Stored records
-=-=-
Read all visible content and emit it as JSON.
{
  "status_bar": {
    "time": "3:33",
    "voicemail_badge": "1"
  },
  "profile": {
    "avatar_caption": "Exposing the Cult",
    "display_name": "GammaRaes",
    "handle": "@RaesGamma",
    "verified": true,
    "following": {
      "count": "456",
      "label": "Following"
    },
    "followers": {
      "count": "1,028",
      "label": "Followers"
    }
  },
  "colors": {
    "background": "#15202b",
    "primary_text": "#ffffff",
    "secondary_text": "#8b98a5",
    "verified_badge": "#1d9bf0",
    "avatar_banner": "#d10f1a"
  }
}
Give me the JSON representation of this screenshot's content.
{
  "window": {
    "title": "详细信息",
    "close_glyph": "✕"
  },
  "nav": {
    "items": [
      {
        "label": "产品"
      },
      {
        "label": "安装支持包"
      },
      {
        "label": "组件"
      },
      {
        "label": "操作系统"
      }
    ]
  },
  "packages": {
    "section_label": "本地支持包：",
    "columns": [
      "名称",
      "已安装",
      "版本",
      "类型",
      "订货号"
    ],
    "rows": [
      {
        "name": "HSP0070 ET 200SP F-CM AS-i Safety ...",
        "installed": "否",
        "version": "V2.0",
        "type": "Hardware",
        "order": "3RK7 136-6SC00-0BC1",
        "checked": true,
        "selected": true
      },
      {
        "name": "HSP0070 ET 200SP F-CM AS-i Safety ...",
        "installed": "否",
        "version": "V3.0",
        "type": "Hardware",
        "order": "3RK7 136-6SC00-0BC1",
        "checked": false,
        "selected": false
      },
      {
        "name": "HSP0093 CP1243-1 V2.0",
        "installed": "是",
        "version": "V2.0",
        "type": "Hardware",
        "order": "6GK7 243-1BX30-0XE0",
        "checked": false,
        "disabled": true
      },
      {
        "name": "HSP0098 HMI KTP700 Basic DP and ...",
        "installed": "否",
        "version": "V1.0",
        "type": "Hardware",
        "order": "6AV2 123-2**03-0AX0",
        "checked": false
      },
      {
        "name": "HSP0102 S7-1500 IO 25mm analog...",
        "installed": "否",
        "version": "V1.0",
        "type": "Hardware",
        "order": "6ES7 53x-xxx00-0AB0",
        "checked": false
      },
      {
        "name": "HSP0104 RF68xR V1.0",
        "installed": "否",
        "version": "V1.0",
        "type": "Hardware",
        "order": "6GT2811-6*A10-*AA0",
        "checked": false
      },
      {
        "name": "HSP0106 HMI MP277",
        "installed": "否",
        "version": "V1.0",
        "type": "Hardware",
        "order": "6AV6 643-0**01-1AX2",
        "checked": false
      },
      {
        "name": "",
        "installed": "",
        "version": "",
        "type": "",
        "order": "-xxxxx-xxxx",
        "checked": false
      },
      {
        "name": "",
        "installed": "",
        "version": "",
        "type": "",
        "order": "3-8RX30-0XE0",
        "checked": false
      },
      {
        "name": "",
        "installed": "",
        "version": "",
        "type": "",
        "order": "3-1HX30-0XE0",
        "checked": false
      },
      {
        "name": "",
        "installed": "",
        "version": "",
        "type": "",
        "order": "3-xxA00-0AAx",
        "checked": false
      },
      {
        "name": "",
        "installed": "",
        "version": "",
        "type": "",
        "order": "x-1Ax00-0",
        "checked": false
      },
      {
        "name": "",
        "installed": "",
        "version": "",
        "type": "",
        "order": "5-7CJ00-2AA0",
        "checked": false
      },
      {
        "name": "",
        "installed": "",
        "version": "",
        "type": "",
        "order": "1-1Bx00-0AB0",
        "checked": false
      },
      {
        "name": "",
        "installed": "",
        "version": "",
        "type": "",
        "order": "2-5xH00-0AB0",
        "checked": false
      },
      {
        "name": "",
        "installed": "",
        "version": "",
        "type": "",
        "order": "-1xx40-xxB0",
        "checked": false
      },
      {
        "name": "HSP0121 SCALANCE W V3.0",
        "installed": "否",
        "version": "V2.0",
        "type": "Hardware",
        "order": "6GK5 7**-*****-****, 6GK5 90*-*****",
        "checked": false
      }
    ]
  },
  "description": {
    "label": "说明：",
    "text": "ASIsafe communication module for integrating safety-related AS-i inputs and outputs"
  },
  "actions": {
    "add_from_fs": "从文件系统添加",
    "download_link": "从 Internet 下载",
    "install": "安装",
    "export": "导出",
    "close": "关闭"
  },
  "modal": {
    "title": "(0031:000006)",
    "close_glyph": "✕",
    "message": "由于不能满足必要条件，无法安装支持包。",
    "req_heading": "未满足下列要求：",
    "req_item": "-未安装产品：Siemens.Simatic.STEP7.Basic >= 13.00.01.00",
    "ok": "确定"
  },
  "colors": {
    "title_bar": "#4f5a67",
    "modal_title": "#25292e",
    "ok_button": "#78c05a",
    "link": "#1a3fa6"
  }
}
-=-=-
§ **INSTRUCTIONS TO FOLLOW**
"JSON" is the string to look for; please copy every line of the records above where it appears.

§ **RESULT FOR THIS TASK**
Read all visible content and emit it as JSON.
Give me the JSON representation of this screenshot's content.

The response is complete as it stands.